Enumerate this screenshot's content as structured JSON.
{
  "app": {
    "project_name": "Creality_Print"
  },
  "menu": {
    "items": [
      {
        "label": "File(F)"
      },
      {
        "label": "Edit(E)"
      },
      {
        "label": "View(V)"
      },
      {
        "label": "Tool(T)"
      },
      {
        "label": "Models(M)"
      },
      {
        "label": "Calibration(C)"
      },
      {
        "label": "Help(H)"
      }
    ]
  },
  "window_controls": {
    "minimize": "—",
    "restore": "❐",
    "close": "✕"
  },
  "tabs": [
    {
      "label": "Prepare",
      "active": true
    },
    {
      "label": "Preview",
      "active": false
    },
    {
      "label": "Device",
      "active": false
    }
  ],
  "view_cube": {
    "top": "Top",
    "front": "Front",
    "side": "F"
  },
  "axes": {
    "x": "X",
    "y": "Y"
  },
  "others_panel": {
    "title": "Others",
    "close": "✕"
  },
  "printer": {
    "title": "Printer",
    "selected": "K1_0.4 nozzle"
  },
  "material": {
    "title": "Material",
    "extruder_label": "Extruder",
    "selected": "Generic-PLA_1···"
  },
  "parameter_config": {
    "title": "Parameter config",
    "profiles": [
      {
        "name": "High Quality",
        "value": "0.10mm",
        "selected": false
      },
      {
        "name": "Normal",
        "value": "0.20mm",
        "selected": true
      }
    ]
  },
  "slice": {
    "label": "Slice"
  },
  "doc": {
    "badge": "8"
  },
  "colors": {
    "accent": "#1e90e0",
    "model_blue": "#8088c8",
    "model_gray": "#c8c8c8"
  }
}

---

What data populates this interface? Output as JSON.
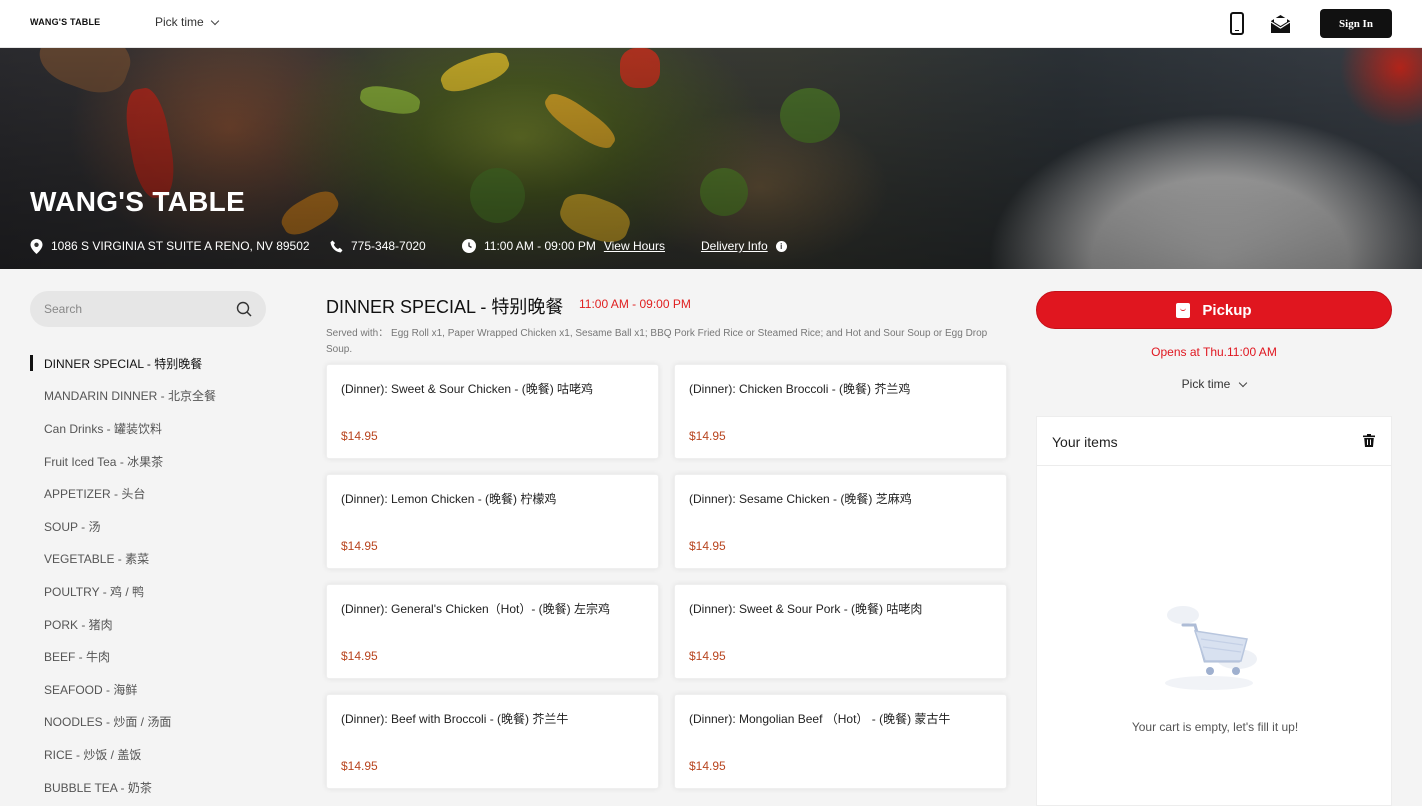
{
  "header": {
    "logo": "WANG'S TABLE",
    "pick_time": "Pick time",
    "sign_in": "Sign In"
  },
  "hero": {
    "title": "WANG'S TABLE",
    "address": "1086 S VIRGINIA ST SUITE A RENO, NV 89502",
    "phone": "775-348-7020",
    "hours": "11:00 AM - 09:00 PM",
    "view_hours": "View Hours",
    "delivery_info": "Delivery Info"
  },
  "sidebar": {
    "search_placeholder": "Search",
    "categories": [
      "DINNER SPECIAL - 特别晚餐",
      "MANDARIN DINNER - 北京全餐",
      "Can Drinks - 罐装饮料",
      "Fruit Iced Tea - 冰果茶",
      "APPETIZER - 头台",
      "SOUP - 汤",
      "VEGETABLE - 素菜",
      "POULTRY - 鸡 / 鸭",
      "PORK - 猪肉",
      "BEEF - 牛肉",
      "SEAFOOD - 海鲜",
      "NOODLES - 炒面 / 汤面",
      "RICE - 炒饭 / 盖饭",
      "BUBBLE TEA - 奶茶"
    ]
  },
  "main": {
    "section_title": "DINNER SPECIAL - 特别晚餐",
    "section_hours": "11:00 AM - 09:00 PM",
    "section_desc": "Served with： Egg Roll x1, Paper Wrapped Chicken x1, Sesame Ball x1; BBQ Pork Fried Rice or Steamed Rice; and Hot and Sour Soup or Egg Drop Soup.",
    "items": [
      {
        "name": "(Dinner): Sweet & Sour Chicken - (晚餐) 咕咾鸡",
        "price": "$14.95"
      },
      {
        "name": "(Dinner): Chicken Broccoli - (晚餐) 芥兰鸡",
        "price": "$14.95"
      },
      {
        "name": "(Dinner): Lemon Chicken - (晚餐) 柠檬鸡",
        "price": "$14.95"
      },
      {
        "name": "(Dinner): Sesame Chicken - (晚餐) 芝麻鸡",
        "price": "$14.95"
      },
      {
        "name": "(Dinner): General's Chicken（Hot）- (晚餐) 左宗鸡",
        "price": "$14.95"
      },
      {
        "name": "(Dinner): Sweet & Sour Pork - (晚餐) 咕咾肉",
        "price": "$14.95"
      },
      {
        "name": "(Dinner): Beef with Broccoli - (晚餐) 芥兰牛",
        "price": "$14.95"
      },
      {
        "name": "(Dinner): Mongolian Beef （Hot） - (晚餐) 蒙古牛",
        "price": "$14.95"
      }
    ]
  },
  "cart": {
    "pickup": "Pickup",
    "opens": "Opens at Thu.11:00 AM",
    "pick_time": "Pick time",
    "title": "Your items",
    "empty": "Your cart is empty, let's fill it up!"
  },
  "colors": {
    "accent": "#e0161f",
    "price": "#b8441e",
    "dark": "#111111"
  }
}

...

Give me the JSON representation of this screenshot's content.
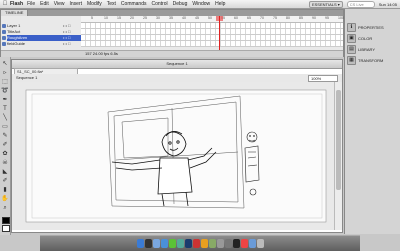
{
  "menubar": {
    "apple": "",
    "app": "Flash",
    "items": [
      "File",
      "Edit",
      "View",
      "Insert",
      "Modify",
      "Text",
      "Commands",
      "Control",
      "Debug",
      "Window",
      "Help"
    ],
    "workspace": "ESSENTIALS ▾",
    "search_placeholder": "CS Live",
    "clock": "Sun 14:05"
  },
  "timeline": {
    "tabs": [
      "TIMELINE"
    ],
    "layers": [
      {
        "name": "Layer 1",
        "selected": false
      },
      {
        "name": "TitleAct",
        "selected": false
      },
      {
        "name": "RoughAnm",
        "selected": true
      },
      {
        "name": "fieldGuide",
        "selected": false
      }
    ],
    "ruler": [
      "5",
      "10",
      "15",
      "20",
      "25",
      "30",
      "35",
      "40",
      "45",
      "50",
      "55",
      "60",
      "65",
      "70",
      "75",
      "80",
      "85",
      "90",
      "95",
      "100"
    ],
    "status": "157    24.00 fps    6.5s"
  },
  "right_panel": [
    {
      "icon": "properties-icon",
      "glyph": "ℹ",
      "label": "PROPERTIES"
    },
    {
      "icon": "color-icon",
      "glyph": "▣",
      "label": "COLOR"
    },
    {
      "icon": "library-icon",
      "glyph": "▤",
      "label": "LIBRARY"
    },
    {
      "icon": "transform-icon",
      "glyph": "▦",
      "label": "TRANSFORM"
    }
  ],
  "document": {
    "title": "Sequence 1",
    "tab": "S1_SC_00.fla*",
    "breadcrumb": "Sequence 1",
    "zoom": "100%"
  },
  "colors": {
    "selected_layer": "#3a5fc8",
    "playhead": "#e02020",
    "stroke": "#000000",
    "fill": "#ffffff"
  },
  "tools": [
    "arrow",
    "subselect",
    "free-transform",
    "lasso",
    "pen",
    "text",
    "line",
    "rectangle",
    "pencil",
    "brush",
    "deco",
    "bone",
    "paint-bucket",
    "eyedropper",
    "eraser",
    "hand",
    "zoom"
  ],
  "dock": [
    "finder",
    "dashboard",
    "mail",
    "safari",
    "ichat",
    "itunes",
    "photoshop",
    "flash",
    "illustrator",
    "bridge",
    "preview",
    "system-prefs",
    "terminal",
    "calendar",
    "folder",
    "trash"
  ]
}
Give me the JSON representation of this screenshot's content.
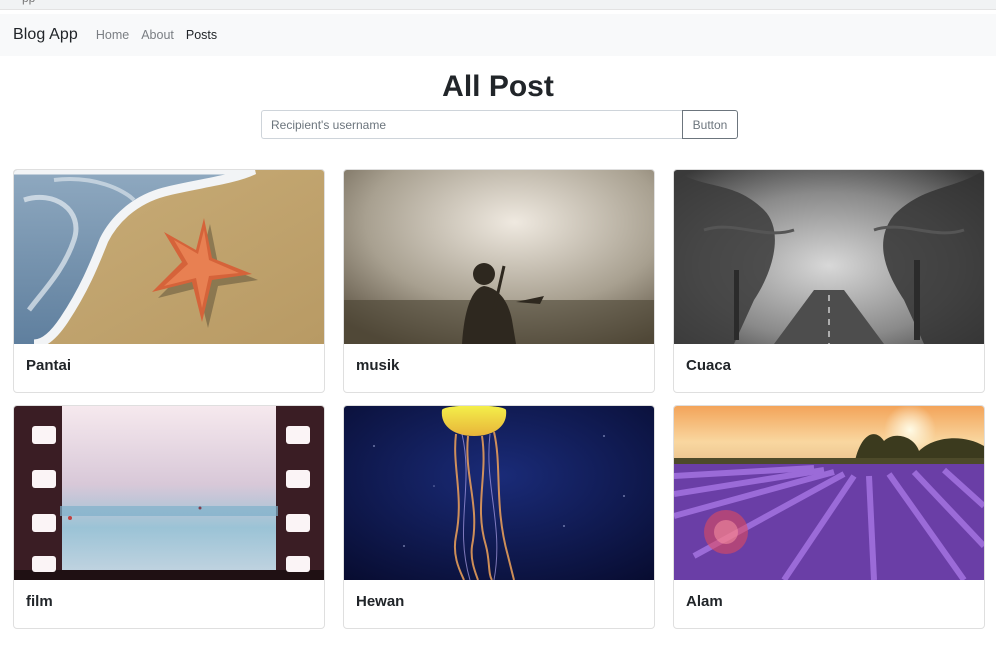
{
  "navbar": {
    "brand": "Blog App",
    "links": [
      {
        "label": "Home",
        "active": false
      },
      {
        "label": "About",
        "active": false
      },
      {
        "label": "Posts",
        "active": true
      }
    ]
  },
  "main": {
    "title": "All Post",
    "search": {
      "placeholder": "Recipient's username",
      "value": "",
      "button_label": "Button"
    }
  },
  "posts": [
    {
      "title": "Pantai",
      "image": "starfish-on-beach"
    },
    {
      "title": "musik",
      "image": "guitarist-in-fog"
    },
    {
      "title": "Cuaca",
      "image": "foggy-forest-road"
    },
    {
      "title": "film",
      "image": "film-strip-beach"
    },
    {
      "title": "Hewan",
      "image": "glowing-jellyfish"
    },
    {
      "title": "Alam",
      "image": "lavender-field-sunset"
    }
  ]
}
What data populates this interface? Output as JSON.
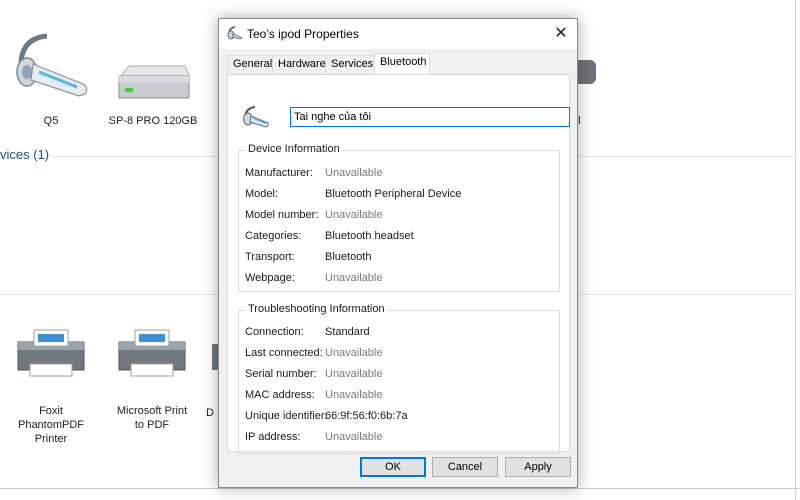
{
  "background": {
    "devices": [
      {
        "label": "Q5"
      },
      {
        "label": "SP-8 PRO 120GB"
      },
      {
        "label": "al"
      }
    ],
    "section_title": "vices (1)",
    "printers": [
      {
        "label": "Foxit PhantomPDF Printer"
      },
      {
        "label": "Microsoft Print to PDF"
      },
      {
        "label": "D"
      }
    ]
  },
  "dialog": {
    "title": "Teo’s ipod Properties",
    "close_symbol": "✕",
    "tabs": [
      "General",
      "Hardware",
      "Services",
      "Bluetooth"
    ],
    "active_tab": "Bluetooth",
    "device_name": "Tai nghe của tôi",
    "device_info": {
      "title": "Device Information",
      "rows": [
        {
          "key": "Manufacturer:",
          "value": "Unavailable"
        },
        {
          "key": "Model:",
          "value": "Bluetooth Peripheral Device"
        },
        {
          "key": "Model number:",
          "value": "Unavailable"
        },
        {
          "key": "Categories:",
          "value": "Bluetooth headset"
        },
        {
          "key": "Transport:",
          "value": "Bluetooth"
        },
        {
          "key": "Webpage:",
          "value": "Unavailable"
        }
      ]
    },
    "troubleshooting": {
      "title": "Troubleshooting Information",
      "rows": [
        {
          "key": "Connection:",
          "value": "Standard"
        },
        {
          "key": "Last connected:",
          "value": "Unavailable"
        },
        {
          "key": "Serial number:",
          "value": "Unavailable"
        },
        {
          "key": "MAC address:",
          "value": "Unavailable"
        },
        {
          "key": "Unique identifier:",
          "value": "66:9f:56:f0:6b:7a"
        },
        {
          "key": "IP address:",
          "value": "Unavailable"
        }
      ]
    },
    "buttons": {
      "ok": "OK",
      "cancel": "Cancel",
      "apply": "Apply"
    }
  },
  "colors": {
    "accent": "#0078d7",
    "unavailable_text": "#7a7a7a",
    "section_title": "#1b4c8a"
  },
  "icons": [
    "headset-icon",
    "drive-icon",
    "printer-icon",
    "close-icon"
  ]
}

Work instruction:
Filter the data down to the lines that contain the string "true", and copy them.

Exercise answer:
      "active": true
        "selected": true
        "selected": true
        "active": true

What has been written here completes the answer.